In summary, the author does not understand the deltaP/L column of the results table, and wonders where the values came from.
  • #1

Homework Statement


In the attachment.

Homework Equations


Chart of pressure loss due to friction for steel ducts : http://postimg.org/image/4iml9x761/

The Attempt at a Solution


I don't understand the deltaP/L column of the results table.
Where did the values come from? Shouldn't they all be 0.063 in.wg / 100ft or 0.5 Pa/m since the principle of the equal friction method is to have the same pressure loss per length for the entire system?
 

Attachments

  • equal friction method.docx
    2.4 MB · Views: 185
Physics news on Phys.org
  • #2
Hi pinkcashmere. I don't know if others have the same difficulty, but I can't see anything in your docx attachment. Can you grab some relevant images (perhaps with a snipping tool) and upload them so they are visible in the thread?

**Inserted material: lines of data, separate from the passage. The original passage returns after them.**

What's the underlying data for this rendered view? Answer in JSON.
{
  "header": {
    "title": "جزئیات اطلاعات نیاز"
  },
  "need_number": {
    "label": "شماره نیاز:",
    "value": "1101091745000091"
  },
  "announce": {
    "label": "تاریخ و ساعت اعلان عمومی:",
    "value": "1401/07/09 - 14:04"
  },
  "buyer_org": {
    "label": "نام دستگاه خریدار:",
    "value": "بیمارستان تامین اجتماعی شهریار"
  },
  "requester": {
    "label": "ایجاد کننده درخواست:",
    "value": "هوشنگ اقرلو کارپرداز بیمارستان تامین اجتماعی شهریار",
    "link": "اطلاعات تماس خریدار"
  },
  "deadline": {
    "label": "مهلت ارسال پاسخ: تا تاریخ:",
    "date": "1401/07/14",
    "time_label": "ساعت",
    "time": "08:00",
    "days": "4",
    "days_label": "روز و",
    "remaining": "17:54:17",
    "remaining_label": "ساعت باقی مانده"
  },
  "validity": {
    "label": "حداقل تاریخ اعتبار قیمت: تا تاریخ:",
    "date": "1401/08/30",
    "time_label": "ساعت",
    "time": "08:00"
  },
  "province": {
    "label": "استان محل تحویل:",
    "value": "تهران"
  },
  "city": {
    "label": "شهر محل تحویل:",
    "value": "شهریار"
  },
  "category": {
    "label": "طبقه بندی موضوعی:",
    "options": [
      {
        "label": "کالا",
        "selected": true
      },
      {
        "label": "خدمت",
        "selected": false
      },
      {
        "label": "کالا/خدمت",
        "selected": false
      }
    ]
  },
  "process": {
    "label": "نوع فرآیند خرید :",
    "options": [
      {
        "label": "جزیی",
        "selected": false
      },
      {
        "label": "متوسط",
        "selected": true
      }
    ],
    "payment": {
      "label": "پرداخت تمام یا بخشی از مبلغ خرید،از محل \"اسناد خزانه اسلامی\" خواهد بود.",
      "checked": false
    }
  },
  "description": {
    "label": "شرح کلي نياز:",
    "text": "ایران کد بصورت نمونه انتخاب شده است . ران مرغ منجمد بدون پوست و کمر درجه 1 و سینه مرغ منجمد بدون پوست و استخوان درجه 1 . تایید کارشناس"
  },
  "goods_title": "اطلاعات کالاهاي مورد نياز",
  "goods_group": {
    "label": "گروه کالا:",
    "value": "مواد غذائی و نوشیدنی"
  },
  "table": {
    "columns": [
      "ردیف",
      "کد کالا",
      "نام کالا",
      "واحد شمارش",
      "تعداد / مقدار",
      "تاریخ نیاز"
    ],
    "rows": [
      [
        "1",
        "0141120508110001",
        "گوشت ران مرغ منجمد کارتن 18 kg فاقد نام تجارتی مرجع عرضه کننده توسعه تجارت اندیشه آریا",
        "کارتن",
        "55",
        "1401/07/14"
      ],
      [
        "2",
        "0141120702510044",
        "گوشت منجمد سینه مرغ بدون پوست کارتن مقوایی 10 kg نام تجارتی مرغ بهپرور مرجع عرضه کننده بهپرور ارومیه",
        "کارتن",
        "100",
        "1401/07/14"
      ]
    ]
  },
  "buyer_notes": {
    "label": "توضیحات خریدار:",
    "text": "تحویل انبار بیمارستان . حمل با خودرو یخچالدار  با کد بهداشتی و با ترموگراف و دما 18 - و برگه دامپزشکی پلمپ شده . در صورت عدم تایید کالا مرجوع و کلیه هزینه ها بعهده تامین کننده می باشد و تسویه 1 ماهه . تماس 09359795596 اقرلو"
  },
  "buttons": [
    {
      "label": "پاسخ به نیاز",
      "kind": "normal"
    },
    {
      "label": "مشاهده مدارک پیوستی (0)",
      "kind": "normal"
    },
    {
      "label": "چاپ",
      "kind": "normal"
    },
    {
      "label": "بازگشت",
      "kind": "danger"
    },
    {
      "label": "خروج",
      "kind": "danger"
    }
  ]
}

You will get better results here at PF if helpers don't have to download files from offsite and they can see the problem without having to click through to images.
 
  • #3
gneill said:
Hi pinkcashmere. I don't know if others have the same difficulty, but I can't see anything in your docx attachment. Can you grab some relevant images (perhaps with a snipping tool) and upload them so they are visible in the thread? You will get better results here at PF if helpers don't have to download files from offsite and they can see the problem without having to click through to images.

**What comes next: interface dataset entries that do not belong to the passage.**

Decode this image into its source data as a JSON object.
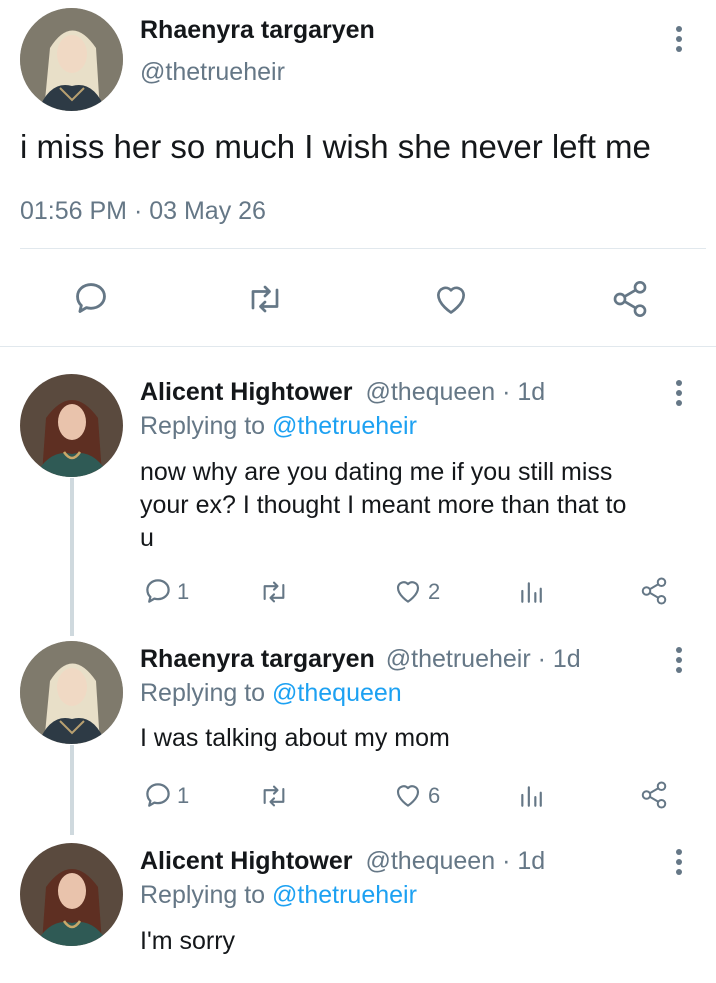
{
  "main_tweet": {
    "display_name": "Rhaenyra targaryen",
    "handle": "@thetrueheir",
    "text": "i miss her so much I wish she never left me",
    "timestamp": "01:56 PM · 03 May 26",
    "actions": [
      "reply-icon",
      "retweet-icon",
      "like-icon",
      "share-icon"
    ]
  },
  "replies": [
    {
      "display_name": "Alicent Hightower",
      "handle_time": "@thequeen · 1d",
      "replying_prefix": "Replying to ",
      "replying_to": "@thetrueheir",
      "text_lines": [
        "now why are you dating me if you still miss",
        "your ex? I thought I meant more than that to",
        "u"
      ],
      "reply_count": "1",
      "like_count": "2"
    },
    {
      "display_name": "Rhaenyra targaryen",
      "handle_time": "@thetrueheir · 1d",
      "replying_prefix": "Replying to ",
      "replying_to": "@thequeen",
      "text_lines": [
        "I was talking about my mom"
      ],
      "reply_count": "1",
      "like_count": "6"
    },
    {
      "display_name": "Alicent Hightower",
      "handle_time": "@thequeen · 1d",
      "replying_prefix": "Replying to ",
      "replying_to": "@thetrueheir",
      "text_lines": [
        "I'm sorry"
      ]
    }
  ],
  "colors": {
    "text": "#14171a",
    "secondary": "#657786",
    "link": "#1da1f2",
    "divider": "#e1e8ed"
  }
}
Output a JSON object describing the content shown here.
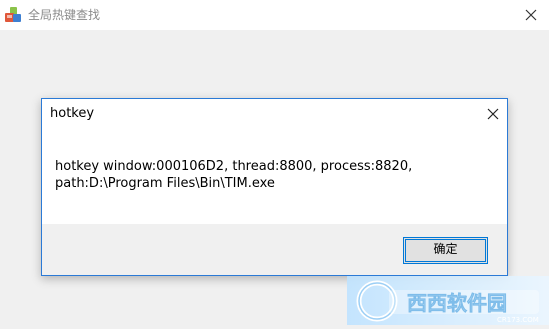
{
  "window": {
    "title": "全局热键查找",
    "icon": "app-icon",
    "close_icon": "close-icon"
  },
  "dialog": {
    "title": "hotkey",
    "message": "hotkey window:000106D2, thread:8800, process:8820, path:D:\\Program Files\\Bin\\TIM.exe",
    "ok_label": "确定",
    "close_icon": "close-icon",
    "accent_color": "#2b7ad6"
  },
  "watermark": {
    "text": "西西软件园",
    "subtext": "CR173.COM"
  }
}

Hi gneill,
I printed out the Word document pinkcashmere posted as an Acrobat file, which is attached below.
 

Attachments

  • EqualFriction.pdf
    170.8 KB · Views: 447
  • #4
SteamKing said:
Hi gneill,
I printed out the Word document pinkcashmere posted as an Acrobat file, which is attached below.
Thanks. Wow! 2.4 MB docx file becomes a 171 KB pdf, and it boils down to a half page of text. I have seen the end of civilization, and it is a result of bloatware :smile::smile::smile:

edit: okay, I didn't page down. A page and a half of text o_O
 
  • #5
gneill said:
Thanks. Wow! 2.4 MB docx file becomes a 171 KB pdf, and it boils down to a half page of text. I have seen the end of civilization, and it is a result of bloatware :smile::smile::smile:
The reason the .docx file was so huge, I believe, was that it consisted of several pages scanned from a textbook. Those image files are generally dumped into the .docx file with no compression.
 
  • #6
pinkcashmere said:
I don't understand the deltaP/L column of the results table.
Is not this column for straight pipe only (not equivalent length)?
 

What is the Equal Friction Method for duct sizing?

The Equal Friction Method is a commonly used method for sizing air ducts in HVAC systems. It is based on the principle that the static pressure loss per unit length of the duct remains constant throughout the system, resulting in equal air velocities at each section of the duct.

How do you calculate duct sizes using the Equal Friction Method?

To calculate duct sizes using the Equal Friction Method, you will need to determine the friction rate per 100 feet of duct based on the air velocity, duct size, and type of duct material. Then, using the friction rate, you can calculate the total equivalent length of the duct system and determine the appropriate duct size for each section.

What are the advantages of using the Equal Friction Method for duct sizing?

One of the main advantages of using the Equal Friction Method is its simplicity. It is a straightforward method that can be easily applied to most duct systems. It also ensures that the air velocity remains constant throughout the duct system, resulting in better system performance and efficiency.

Are there any limitations to using the Equal Friction Method for duct sizing?

While the Equal Friction Method is widely used, it does have some limitations. It assumes that the air velocity remains constant, which may not always be the case in complex duct systems. It also does not take into account the effects of fittings and changes in the duct system that may affect the air velocity.

Are there any alternative methods for duct sizing?

Yes, there are other methods for duct sizing, such as the Static Regain Method and the T-Method. These methods take into account the effects of fittings and changes in the duct system. They are more complex and time-consuming, but may provide more accurate results in certain cases.

Suggested for: Equal friction method for duct sizing

Replies
31
Views
1K
Replies
2
Views
2K
Replies
9
Views
1K
Replies
7
Views
1K
Replies
1
Views
609
Replies
2
Views
553
Replies
1
Views
1K
Back
Top